Directions for this task
These records are to be written out exactly as they read, minus the pictures.

-*-

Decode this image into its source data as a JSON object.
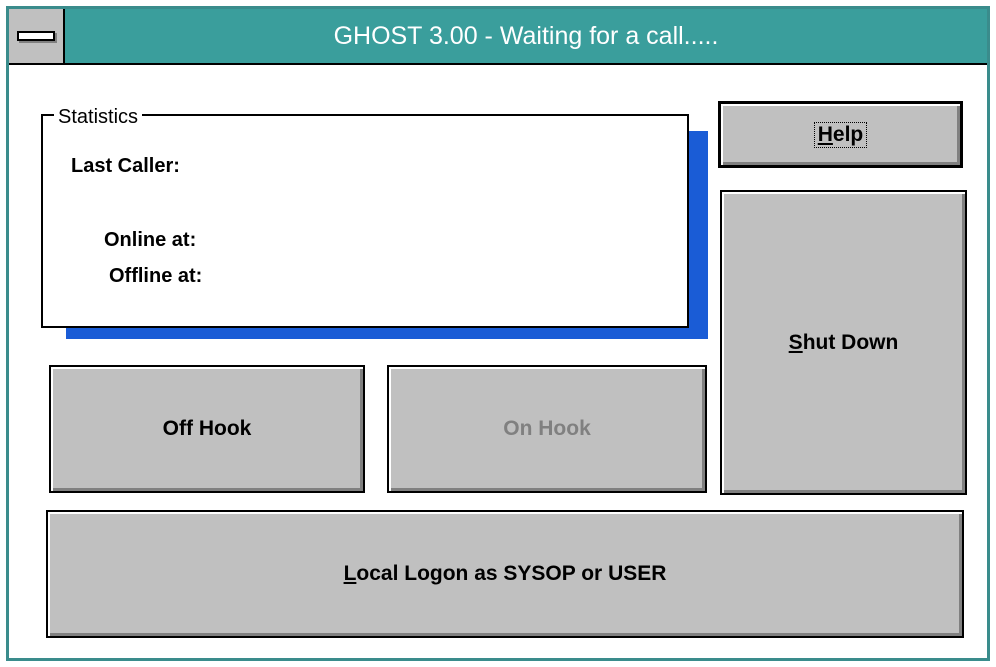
{
  "window": {
    "title": "GHOST 3.00 - Waiting for a call....."
  },
  "statistics": {
    "legend": "Statistics",
    "last_caller_label": "Last Caller:",
    "online_at_label": "Online at:",
    "offline_at_label": "Offline at:"
  },
  "buttons": {
    "help": {
      "mnemonic": "H",
      "rest": "elp"
    },
    "shut_down": {
      "mnemonic": "S",
      "rest": "hut Down"
    },
    "off_hook": "Off Hook",
    "on_hook": "On Hook",
    "local_logon": {
      "mnemonic": "L",
      "rest": "ocal Logon as SYSOP or USER"
    }
  },
  "colors": {
    "title_bar": "#3a9e9c",
    "stats_shadow": "#1a5cd6",
    "button_face": "#c0c0c0"
  }
}
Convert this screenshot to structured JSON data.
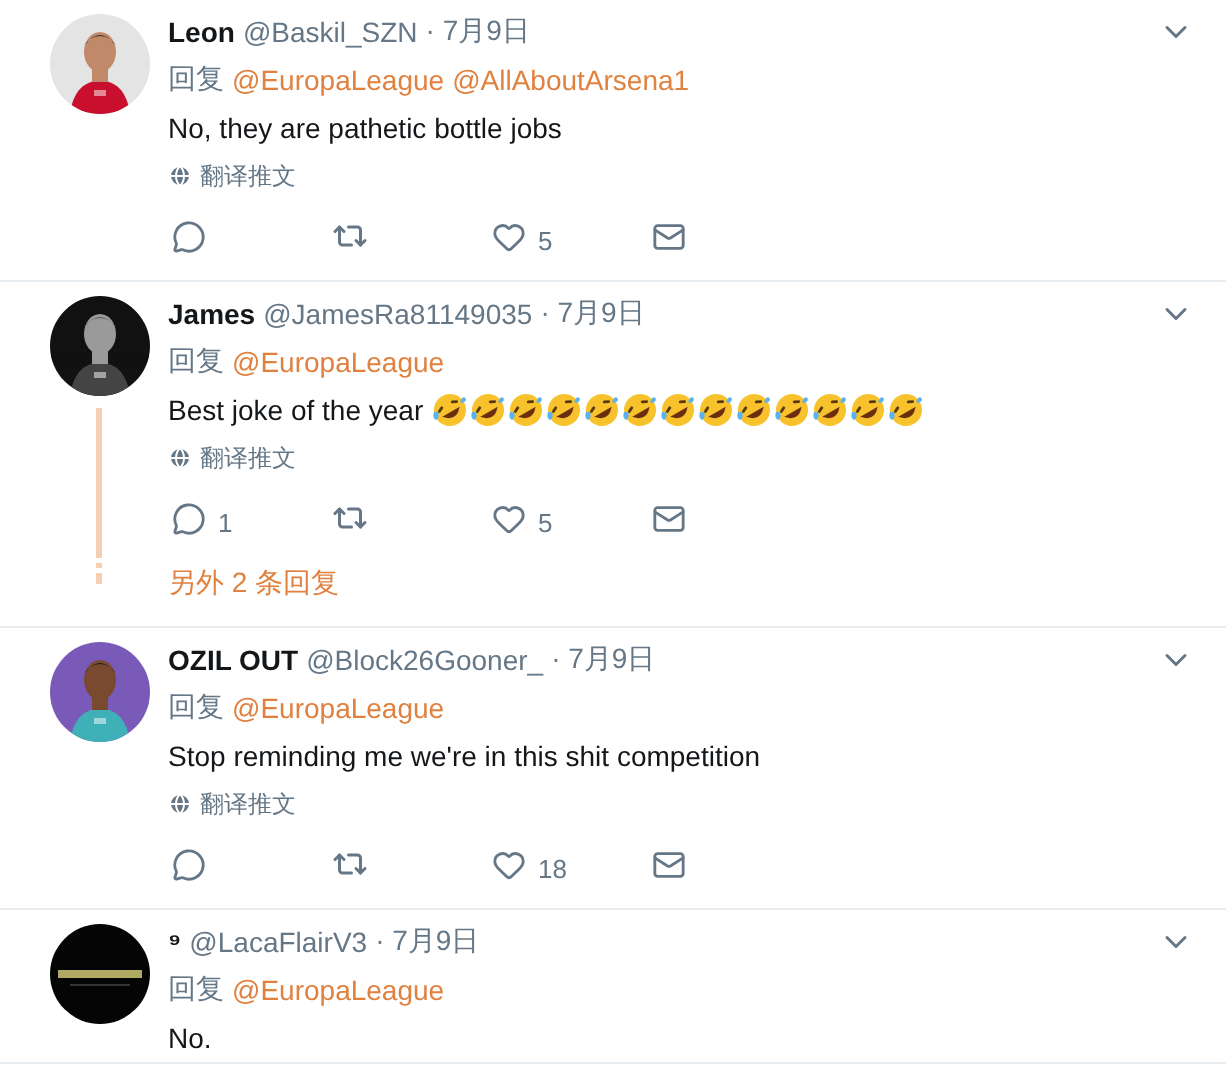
{
  "tweets": [
    {
      "avatar": {
        "kind": "picture"
      },
      "name": "Leon",
      "handle": "@Baskil_SZN",
      "date": "· 7月9日",
      "reply_prefix": "回复",
      "mentions": [
        "@EuropaLeague",
        "@AllAboutArsena1"
      ],
      "text": "No, they are pathetic bottle jobs",
      "translate": "翻译推文",
      "actions": {
        "likes": "5"
      }
    },
    {
      "avatar": {
        "kind": "picture"
      },
      "name": "James",
      "handle": "@JamesRa81149035",
      "date": "· 7月9日",
      "reply_prefix": "回复",
      "mentions": [
        "@EuropaLeague"
      ],
      "text": "Best joke of the year",
      "emojis": [
        {
          "kind": "rofl"
        },
        {
          "kind": "rofl"
        },
        {
          "kind": "rofl"
        },
        {
          "kind": "rofl"
        },
        {
          "kind": "rofl"
        },
        {
          "kind": "rofl"
        },
        {
          "kind": "rofl"
        },
        {
          "kind": "rofl"
        },
        {
          "kind": "rofl"
        },
        {
          "kind": "rofl"
        },
        {
          "kind": "rofl"
        },
        {
          "kind": "rofl"
        },
        {
          "kind": "rofl"
        }
      ],
      "translate": "翻译推文",
      "actions": {
        "replies": "1",
        "likes": "5"
      },
      "more_replies": "另外 2 条回复"
    },
    {
      "avatar": {
        "kind": "picture"
      },
      "name": "OZIL OUT",
      "handle": "@Block26Gooner_",
      "date": "· 7月9日",
      "reply_prefix": "回复",
      "mentions": [
        "@EuropaLeague"
      ],
      "text": "Stop reminding me we're in this shit competition",
      "translate": "翻译推文",
      "actions": {
        "likes": "18"
      }
    },
    {
      "avatar": {
        "kind": "picture"
      },
      "name": "⁹",
      "handle": "@LacaFlairV3",
      "date": "· 7月9日",
      "reply_prefix": "回复",
      "mentions": [
        "@EuropaLeague"
      ],
      "text": "No."
    }
  ]
}
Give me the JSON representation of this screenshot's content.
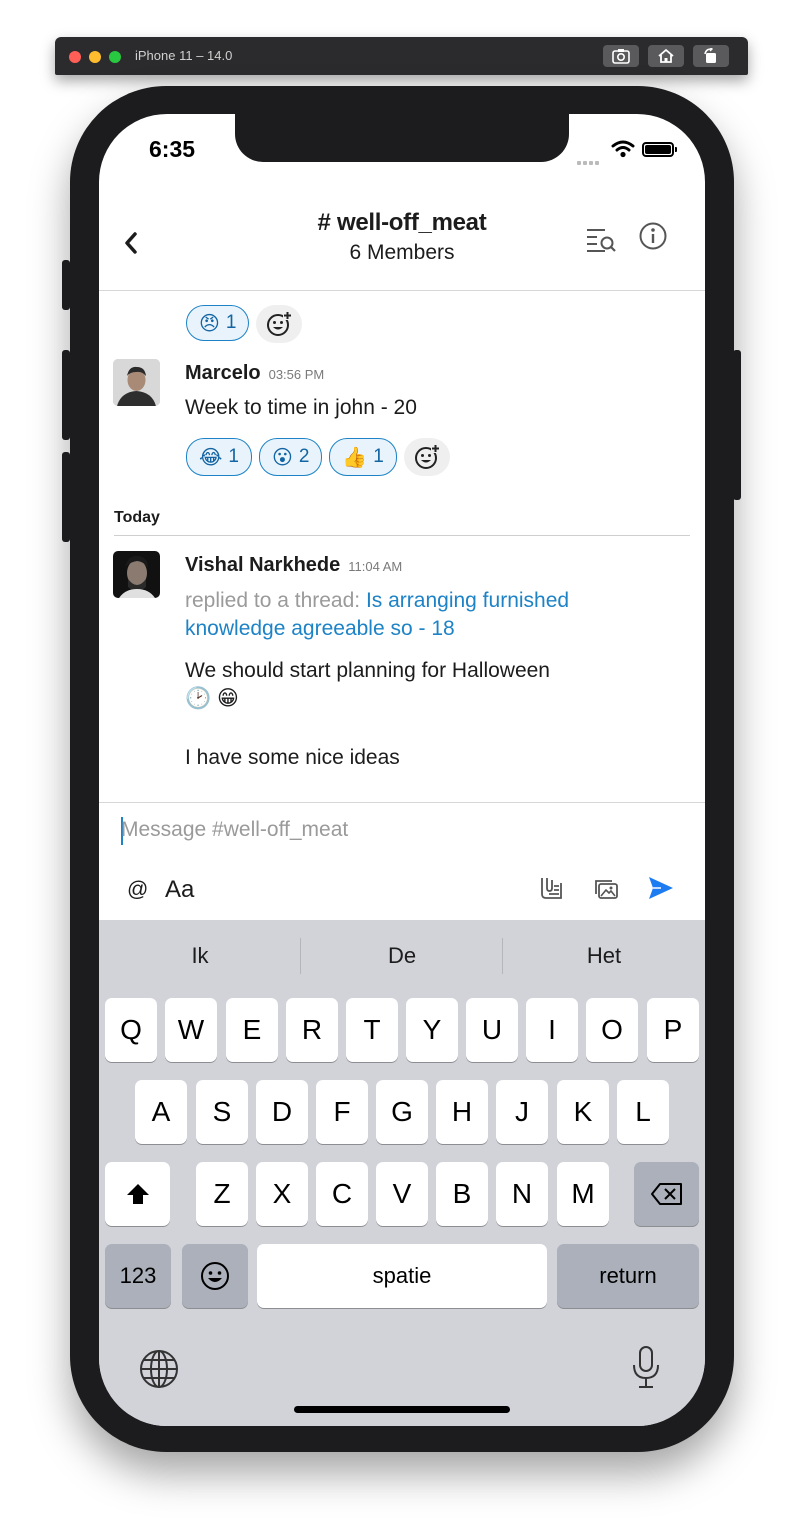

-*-

Exercise output
Decode this image into its source data as a JSON object.
{
  "window": {
    "title": "GHOST 3.00 - Waiting for a call....."
  },
  "statistics": {
    "legend": "Statistics",
    "last_caller_label": "Last Caller:",
    "online_at_label": "Online at:",
    "offline_at_label": "Offline at:"
  },
  "buttons": {
    "help": {
      "mnemonic": "H",
      "rest": "elp"
    },
    "shut_down": {
      "mnemonic": "S",
      "rest": "hut Down"
    },
    "off_hook": "Off Hook",
    "on_hook": "On Hook",
    "local_logon": {
      "mnemonic": "L",
      "rest": "ocal Logon as SYSOP or USER"
    }
  },
  "colors": {
    "title_bar": "#3a9e9c",
    "stats_shadow": "#1a5cd6",
    "button_face": "#c0c0c0"
  }
}
Convert this screenshot to structured JSON data.
{
  "tweets": [
    {
      "avatar": {
        "kind": "picture"
      },
      "name": "Leon",
      "handle": "@Baskil_SZN",
      "date": "· 7月9日",
      "reply_prefix": "回复",
      "mentions": [
        "@EuropaLeague",
        "@AllAboutArsena1"
      ],
      "text": "No, they are pathetic bottle jobs",
      "translate": "翻译推文",
      "actions": {
        "likes": "5"
      }
    },
    {
      "avatar": {
        "kind": "picture"
      },
      "name": "James",
      "handle": "@JamesRa81149035",
      "date": "· 7月9日",
      "reply_prefix": "回复",
      "mentions": [
        "@EuropaLeague"
      ],
      "text": "Best joke of the year",
      "emojis": [
        {
          "kind": "rofl"
        },
        {
          "kind": "rofl"
        },
        {
          "kind": "rofl"
        },
        {
          "kind": "rofl"
        },
        {
          "kind": "rofl"
        },
        {
          "kind": "rofl"
        },
        {
          "kind": "rofl"
        },
        {
          "kind": "rofl"
        },
        {
          "kind": "rofl"
        },
        {
          "kind": "rofl"
        },
        {
          "kind": "rofl"
        },
        {
          "kind": "rofl"
        },
        {
          "kind": "rofl"
        }
      ],
      "translate": "翻译推文",
      "actions": {
        "replies": "1",
        "likes": "5"
      },
      "more_replies": "另外 2 条回复"
    },
    {
      "avatar": {
        "kind": "picture"
      },
      "name": "OZIL OUT",
      "handle": "@Block26Gooner_",
      "date": "· 7月9日",
      "reply_prefix": "回复",
      "mentions": [
        "@EuropaLeague"
      ],
      "text": "Stop reminding me we're in this shit competition",
      "translate": "翻译推文",
      "actions": {
        "likes": "18"
      }
    },
    {
      "avatar": {
        "kind": "picture"
      },
      "name": "⁹",
      "handle": "@LacaFlairV3",
      "date": "· 7月9日",
      "reply_prefix": "回复",
      "mentions": [
        "@EuropaLeague"
      ],
      "text": "No."
    }
  ]
}
Give me the JSON representation of this screenshot's content.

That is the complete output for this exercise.